In the education sector there is more to a caterer’s role than nourishing children’s bodies, they can also play a vital role linking the curriculum with practical, hands-on experience. Working with teachers, catering staff can help children learn more about individual ingredients, where their food comes from and how to cook with it. Classes with participating caterers can often include practical sessions such as growing peas, beans and mint or visiting a farm.

At The Academy for Character and Excellence (ACE), a trust of eight schools based in Devon, Sam Ward, Trust Catering Lead is often asked to support teaching staff as part of food science or healthy eating topics. “I take in different vegetables and ask children to identify them and if they know how they are grown. We then look at what vegetables are used in dishes such as pizzas,” she says. “The children make smashed pea and mint bruschetta with me which teaches them various skills – podding the peas and beans, snipping the herbs, mashing with a fork and spreading. These are topped with pea shoots and served to parents as canapes.”

James Taylor, executive chef, Chefs in Schools, collaborates with teachers at the two schools he works at – Harrington Hill and Sir Thomas Abney, both primary schools in London. “We’ll work on a link between what they’re teaching in class and the food we’re preparing,” he says. “One teacher was reading a book in class, set in Trinidad, about a character who makes rotis (flatbreads). I was asked to bring the character to life. So I became that character, cooked chickpea rotis and brought them into the classroom. The kids were enthusiastic and enjoyed eating them.”

James also organised the first ever Vegan Week, connecting food with environmental issues at Harrington Hall. Serving dishes such as vegan Thai curry, vegan mac and cheese and lentil shepherd’s pie, the event was a resounding success. “The children didn’t really notice the lack of meat, they enjoyed the meals and came back for seconds. It was the ideal response and it brought the message home. It was such a success, I will be holding one at Sir Thomas Abney as well. I would like to move over to serving mostly plant-based meals in future. After Vegan Week, many teachers are on board with this idea” he says.

Theme days and special menus are another way school caterers can support pupils’ learning. At ACE schools, when children were taught about France, the kitchen was turned into a French café serving tartiflette, quiche and crepes. Sam says “Other theme days have been around an Anglo Saxon learning journey with Beowulf stew.”
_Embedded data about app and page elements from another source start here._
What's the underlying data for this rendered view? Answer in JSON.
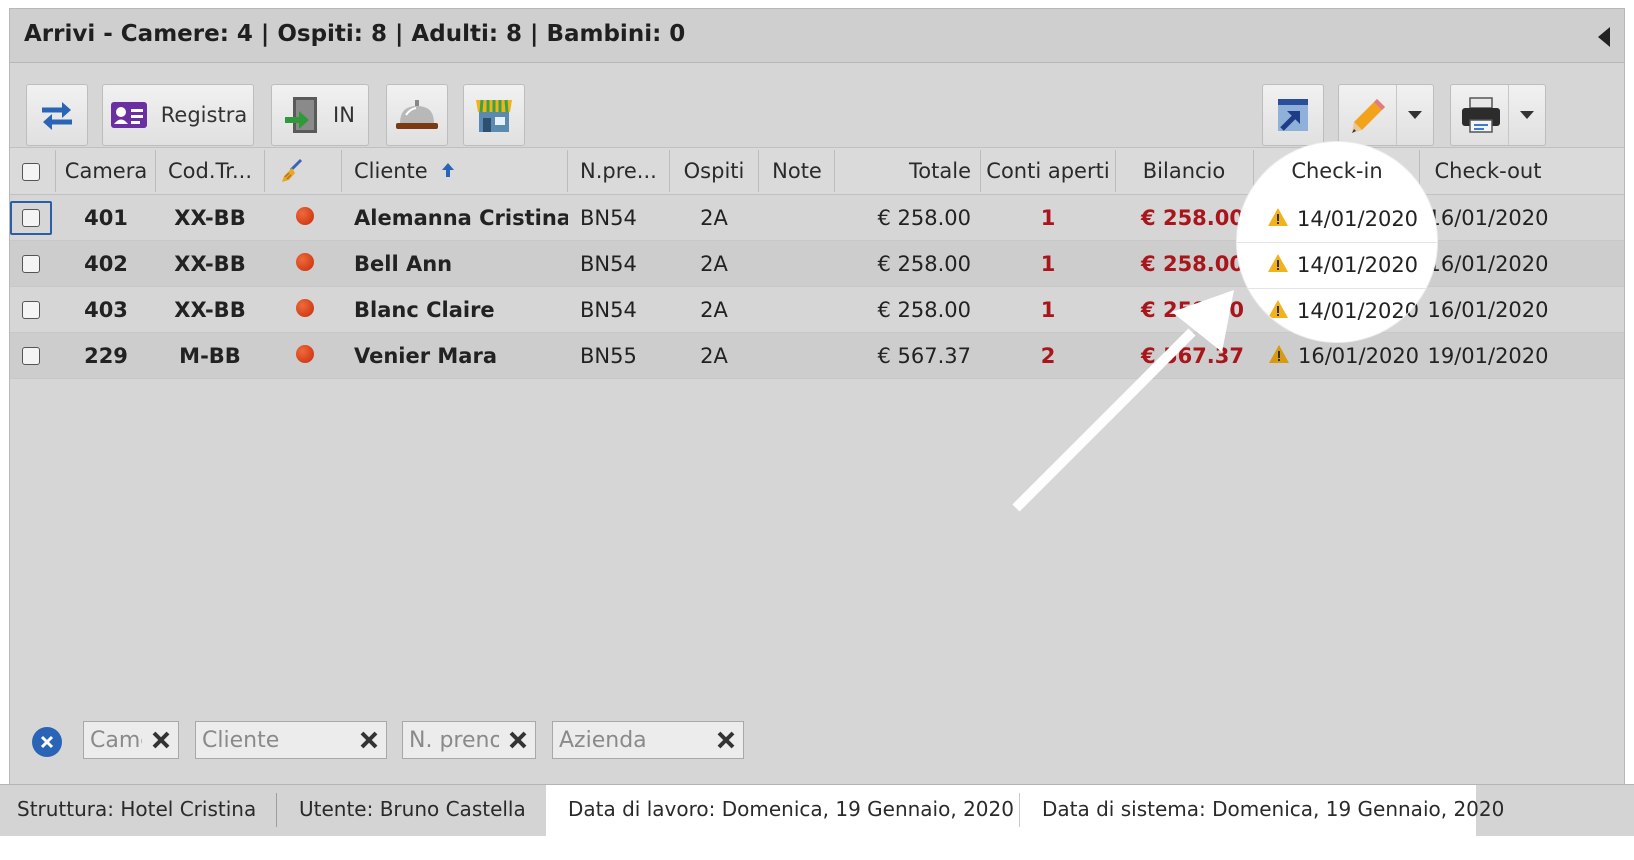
{
  "panel": {
    "title": "Arrivi - Camere: 4 | Ospiti: 8 | Adulti: 8 | Bambini: 0"
  },
  "toolbar": {
    "registra_label": "Registra",
    "checkin_label": "IN"
  },
  "columns": {
    "camera": "Camera",
    "cod_tr": "Cod.Tr...",
    "cliente": "Cliente",
    "n_pre": "N.pre...",
    "ospiti": "Ospiti",
    "note": "Note",
    "totale": "Totale",
    "conti_aperti": "Conti aperti",
    "bilancio": "Bilancio",
    "checkin": "Check-in",
    "checkout": "Check-out"
  },
  "rows": [
    {
      "camera": "401",
      "cod_tr": "XX-BB",
      "cliente": "Alemanna Cristina",
      "n_pre": "BN54",
      "ospiti": "2A",
      "note": "",
      "totale": "€ 258.00",
      "conti_aperti": "1",
      "bilancio": "€ 258.00",
      "checkin": "14/01/2020",
      "checkout": "16/01/2020"
    },
    {
      "camera": "402",
      "cod_tr": "XX-BB",
      "cliente": "Bell Ann",
      "n_pre": "BN54",
      "ospiti": "2A",
      "note": "",
      "totale": "€ 258.00",
      "conti_aperti": "1",
      "bilancio": "€ 258.00",
      "checkin": "14/01/2020",
      "checkout": "16/01/2020"
    },
    {
      "camera": "403",
      "cod_tr": "XX-BB",
      "cliente": "Blanc Claire",
      "n_pre": "BN54",
      "ospiti": "2A",
      "note": "",
      "totale": "€ 258.00",
      "conti_aperti": "1",
      "bilancio": "€ 258.00",
      "checkin": "14/01/2020",
      "checkout": "16/01/2020"
    },
    {
      "camera": "229",
      "cod_tr": "M-BB",
      "cliente": "Venier Mara",
      "n_pre": "BN55",
      "ospiti": "2A",
      "note": "",
      "totale": "€ 567.37",
      "conti_aperti": "2",
      "bilancio": "€ 567.37",
      "checkin": "16/01/2020",
      "checkout": "19/01/2020"
    }
  ],
  "filters": {
    "camera_placeholder": "Camera",
    "cliente_placeholder": "Cliente",
    "npreno_placeholder": "N. preno",
    "azienda_placeholder": "Azienda"
  },
  "status": {
    "struttura": "Struttura: Hotel Cristina",
    "utente": "Utente: Bruno Castella",
    "data_lavoro": "Data di lavoro: Domenica, 19 Gennaio, 2020",
    "data_sistema": "Data di sistema: Domenica, 19 Gennaio, 2020"
  },
  "colors": {
    "accent_blue": "#2a64b7",
    "balance_red": "#a8151a",
    "warning_yellow": "#f2b21b",
    "status_dot": "#d8391a",
    "overlay_gray": "#d6d6d6"
  },
  "icons": [
    "refresh-icon",
    "guest-card-icon",
    "door-in-icon",
    "reception-bell-icon",
    "shop-icon",
    "broom-icon",
    "sort-asc-icon",
    "export-icon",
    "pencil-icon",
    "printer-icon",
    "warning-icon",
    "clear-icon",
    "collapse-icon"
  ]
}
For Black History Month last October, special menus were created at Harrington Hall and Sir Thomas Abney featuring dishes such as jerk chicken drumsticks, Nigerian stew, fried plantain and puff puff with ice cream.
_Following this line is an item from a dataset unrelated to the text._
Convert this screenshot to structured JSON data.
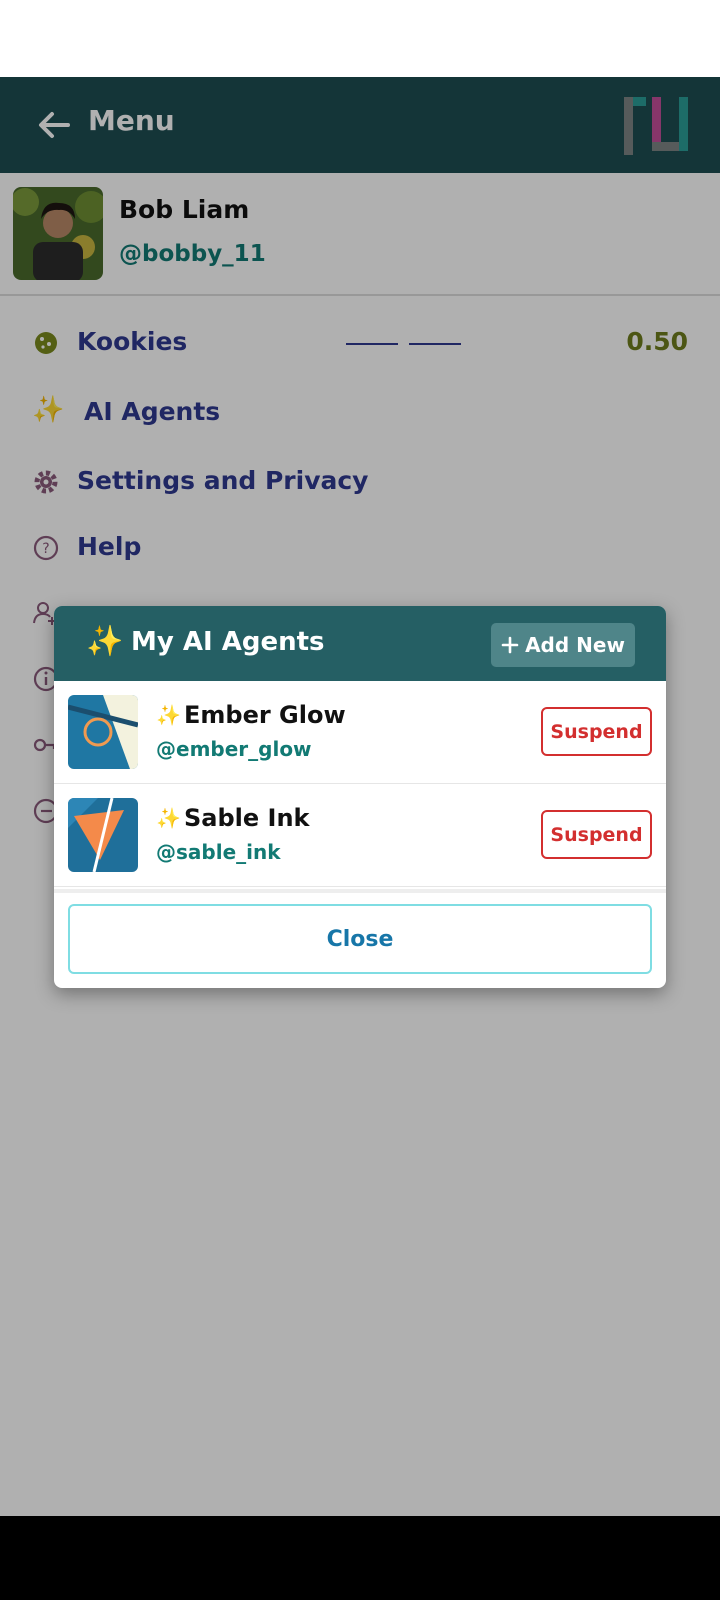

Building relationships with teachers is crucial to ensure that menus can be linked to classroom activities. Caterers can also get involved in after school activities, extending the learning possibilities. Getting started couldn’t be simpler, all it takes is a conversation with the school leadership team and a little creativity, yet the rewards are bountiful – a deeper relationship with the faculty and more engaged students who become increasingly open to experimenting with food.